Founded by Sheela Patel in 1984, The Society for the Promotion of Area Resource Centers (SPARC) advocates for the legitimization of slum-dweller communities throughout India. SPARC began their work fighting against evictions, but now extensively lobbies for physical, social and legal improvements on behalf of India’s estimated 65 million slum dwellers. In their work, SPARC confronts the most urgent urban issues facing humanity: the rise of the informal city.
In 2006, the World Bank estimated that nearly 54 percent of Bombay’s inhabitants live in shanties, with another 25 to 30 percent living in chawls (densely populated residential buildings of 4 to 5 stories with about 10 to 20 tenements) and on sidewalks. Slum and pavement dwellers live in dire conditions with limited or no access to services and amenities: informal settlements have inadequate sanitation, daylighting, electricity, and water.
Slum and pavement dwellers often make convenient political targets, and can have their homes destroyed at a moment’s notice, when someone of more influence decides that the land could be put to better use. When not being demolished, slums are treated with indifference and neglect. In both cases, slum and pavement dwellers are rendered invisible – festering urban problems to be either swept away or ignored.
Enter SPARC. SPARC works on many levels, but all their activities are rooted in a mission to restore dignity to slum and pavement dwellers. SPARC and their partners, Mahila Milan (Women Together) and the National Slum Dwellers Federation (NSDF), together form “The Indian Alliance” and work to defend slum communities against abuse, but simultaneously resist any narrative that turns slum dwellers into helpless victims. Instead, they provide resources and infrastructure so that slum dwellers can activate their own power and realize their own impact.
Area Resource Centers were the first program developed by SPARC and remain the tiniest and most localized nodes in the Alliance’s network. They are meeting places for women, and act as the physical site for SPARC’s programs in micro-credit and housing policy.

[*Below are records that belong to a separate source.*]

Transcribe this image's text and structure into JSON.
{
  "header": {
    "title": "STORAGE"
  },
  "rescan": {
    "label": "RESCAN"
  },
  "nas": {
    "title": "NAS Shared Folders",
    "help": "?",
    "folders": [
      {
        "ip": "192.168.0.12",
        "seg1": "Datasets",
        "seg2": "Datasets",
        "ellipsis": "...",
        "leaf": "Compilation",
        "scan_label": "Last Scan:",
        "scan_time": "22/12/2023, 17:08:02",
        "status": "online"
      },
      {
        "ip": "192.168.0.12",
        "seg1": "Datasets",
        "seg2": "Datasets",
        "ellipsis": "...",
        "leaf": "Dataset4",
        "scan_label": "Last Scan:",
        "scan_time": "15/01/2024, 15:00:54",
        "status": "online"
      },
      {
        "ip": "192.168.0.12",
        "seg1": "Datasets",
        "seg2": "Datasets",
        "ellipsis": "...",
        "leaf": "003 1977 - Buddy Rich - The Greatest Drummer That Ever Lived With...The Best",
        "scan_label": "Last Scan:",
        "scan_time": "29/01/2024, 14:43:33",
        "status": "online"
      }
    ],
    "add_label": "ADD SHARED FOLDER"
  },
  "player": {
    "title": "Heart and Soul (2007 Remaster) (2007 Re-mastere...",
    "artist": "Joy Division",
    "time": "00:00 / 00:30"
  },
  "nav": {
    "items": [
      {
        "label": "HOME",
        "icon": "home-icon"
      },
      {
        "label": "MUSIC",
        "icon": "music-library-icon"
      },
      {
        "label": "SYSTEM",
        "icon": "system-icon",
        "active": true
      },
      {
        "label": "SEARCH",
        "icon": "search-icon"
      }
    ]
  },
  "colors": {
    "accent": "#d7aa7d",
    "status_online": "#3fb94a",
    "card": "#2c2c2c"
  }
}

In order to legitimize the existence of slum dwellers within formal systems of civic power, SPARC has developed extensive programs whereby slum dwellers can self-census their own communities. These enumerations produce the data which enables slum dwellers to acquire identity cards, ration cards, the proof necessary to enroll children in school or receive medical care. Enumerations also ensure that slum dwellers do not lose their benefits and rights in the event of a relocation or eviction.
SPARC has also been instrumental in developing micro-credit institutions throughout Bombay’s slum dweller communities. A daily savings plan, coordinated by Mahila Milan, enables female heads of household to safely save money outside of the formal banking sector. The critical mass of savings in turn allows for micro-lending back to the same community. Financial empowerment lies at the core of identity, lifts participants out of a debt mentality and enables the possibility of asset building within slum households.
Against this wider backdrop of community-building, SPARC partners with local communities to translate policy into homes, and slums into neighborhoods. In 1998, SPARC established the nonprofit SPARC Samudaya Nirman Sahayak (SSNS) Construction Company which offers financial, technical and professional expertise for communities undertaking incremental infrastructure development. SSNS, in partnership with the communities they serve, has developed 3,879 in-situ houses, rehabbed 3,900 units, built 878 community toilets, and granted 1,324 loans to homeowners to make incremental upgrades.
The development can come from the bottom up. Not top down. If you do anything top down, it is not tangible, it is not workable, it cannot sustain. – Jockin Arputham